Customizing heirloom jewelry is a growing trend. We asked, Laura, a CGA with the American Gem Society, some questions to learn more about updating these precious family treasures.
Living in an area rich in history, do you see a lot of heirloom jewelry coming in?
I feel like there is interesting and worthy jewelry all around the country. People are very mobile these days. Jewelry and heirlooms move around! I have learned to never underestimate what is tucked away in safety deposit boxes in small town America. I’ve seen everything from worn out 150-year old pot metal jewelry to large, impressive diamonds (over 10 carats).
Are there any rules of etiquette a person should consider before they update a piece of heirloom jewelry?

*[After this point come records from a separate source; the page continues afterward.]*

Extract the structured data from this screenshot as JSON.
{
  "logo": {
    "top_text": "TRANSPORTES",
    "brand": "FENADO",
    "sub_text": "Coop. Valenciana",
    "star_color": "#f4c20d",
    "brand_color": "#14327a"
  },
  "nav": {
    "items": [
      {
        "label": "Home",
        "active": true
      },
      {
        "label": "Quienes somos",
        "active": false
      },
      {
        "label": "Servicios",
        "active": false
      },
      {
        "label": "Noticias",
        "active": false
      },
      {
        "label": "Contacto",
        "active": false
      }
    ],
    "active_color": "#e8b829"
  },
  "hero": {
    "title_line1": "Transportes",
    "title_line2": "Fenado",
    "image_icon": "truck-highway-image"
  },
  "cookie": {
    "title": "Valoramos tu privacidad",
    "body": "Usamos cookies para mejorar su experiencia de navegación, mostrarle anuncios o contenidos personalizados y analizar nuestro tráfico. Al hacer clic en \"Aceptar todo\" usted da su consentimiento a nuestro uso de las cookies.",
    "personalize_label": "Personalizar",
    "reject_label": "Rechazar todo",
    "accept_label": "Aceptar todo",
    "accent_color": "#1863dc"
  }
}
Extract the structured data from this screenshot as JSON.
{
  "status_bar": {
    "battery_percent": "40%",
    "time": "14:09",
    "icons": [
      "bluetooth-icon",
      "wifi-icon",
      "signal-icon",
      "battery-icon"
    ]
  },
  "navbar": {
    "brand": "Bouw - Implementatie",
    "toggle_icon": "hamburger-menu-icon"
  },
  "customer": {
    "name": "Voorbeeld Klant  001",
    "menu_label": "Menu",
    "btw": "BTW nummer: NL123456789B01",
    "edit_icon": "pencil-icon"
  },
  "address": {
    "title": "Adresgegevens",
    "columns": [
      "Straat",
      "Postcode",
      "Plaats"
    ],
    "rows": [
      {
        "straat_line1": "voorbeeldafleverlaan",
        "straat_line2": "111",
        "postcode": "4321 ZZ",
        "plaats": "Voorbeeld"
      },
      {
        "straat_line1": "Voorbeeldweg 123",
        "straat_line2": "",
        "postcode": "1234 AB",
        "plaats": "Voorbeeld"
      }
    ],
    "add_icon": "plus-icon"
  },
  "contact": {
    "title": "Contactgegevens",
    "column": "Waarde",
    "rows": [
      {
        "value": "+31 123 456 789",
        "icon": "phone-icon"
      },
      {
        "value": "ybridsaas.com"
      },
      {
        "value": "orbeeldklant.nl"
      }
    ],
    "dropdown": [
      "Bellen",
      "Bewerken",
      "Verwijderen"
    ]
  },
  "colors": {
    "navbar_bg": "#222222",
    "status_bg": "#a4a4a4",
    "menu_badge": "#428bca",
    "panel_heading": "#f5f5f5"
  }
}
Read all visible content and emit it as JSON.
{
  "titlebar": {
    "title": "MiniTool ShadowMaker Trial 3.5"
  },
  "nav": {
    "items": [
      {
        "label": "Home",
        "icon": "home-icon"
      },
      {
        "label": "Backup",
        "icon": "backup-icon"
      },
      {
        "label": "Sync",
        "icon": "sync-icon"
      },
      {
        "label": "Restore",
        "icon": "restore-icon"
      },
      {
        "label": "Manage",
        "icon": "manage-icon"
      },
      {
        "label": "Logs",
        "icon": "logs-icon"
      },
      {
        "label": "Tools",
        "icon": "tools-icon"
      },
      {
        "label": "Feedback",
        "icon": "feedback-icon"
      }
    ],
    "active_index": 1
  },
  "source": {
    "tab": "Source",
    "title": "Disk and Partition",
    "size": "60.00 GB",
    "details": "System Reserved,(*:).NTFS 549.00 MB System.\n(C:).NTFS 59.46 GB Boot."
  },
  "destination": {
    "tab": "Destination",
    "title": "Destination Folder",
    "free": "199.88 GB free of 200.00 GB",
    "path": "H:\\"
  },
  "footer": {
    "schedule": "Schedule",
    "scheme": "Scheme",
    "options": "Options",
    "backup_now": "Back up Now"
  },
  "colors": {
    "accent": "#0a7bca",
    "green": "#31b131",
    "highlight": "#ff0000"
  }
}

For example, if the person who gave them the jewelry is still alive, should they let them know their plan?
Many people are uncomfortable resetting diamonds or gemstones received from a relative who is still alive, even with their permission. However, there are no rules and you should do what is in your comfort zone and makes you happy. And know that once you take apart your vintage piece, there is no going back.
What is one of the most interesting piece you’ve revamped?
A ring we nick-named “Jaws.” It was a 3-row antique platinum ring, about 1” wide, with two rows of marquise cut diamonds and one row of baguette cut diamonds. We made a wedding band from the baguettes and a bracelet from the marquise cut diamonds. Here’s a picture of the “after” pieces.
What is your top piece of advice for someone who has a piece of heirloom jewelry that they want updated?
Be sure you want to take apart your heirloom, then find an experienced jeweler to help you understand your options and the possibilities of what you have. Also keep your mind open to adding a few diamonds or gemstones to achieve the look you ultimately want. Conversely, be aware that you might not to be able to use every single diamond in grandmother’s brooch or ring. You may have some leftovers.
Does it cost more to update a piece of heirloom jewelry than it would be to buy a new piece of jewelry?
That totally depends upon what you have and what you want. Here’s an example of earrings we made from a beautiful platinum antique diamond watch. A young woman inherited the watch and knew she would never wear it. So for a modest labor fee, we cut these clusters out of the case and she used the leftover platinum and diamonds to help defray costs for the project.
What is more fun for you as the jeweler: creating a new piece of custom jewelry or updating an heirloom piece?
I think they are both thrilling because working with a customer to get exactly what she wants is always fun. It’s one of the best parts of being a professional jeweler!
What are the challenges of working with heirloom jewelry?
Occasionally you have to work around diamonds and gems that have been damaged over the years. Sometimes you can’t tell the extent of the damage until after you take it apart. That’s no fun for anyone, but sometimes it is unavoidable.
Do you find that there is a tug-of-war of emotions for the customer between wanting to keep the heirloom piece in-tact, versus the desire for a new look?
Well, people are funny. Sometimes a client will walk in the door and say, “ I will NEVER wear this. My great aunt was so gaudy! Help me!”
Other times it’s a long process to determine what the right decision is, and if we should even touch it. Sometimes the right answer is to do nothing, expecting that their next generation will want a piece intact.
What other advice do you have for someone looking to update their heirloom jewelry?
Find an AGS jeweler to help. That way, you’ll be in good hands regardless of your needs.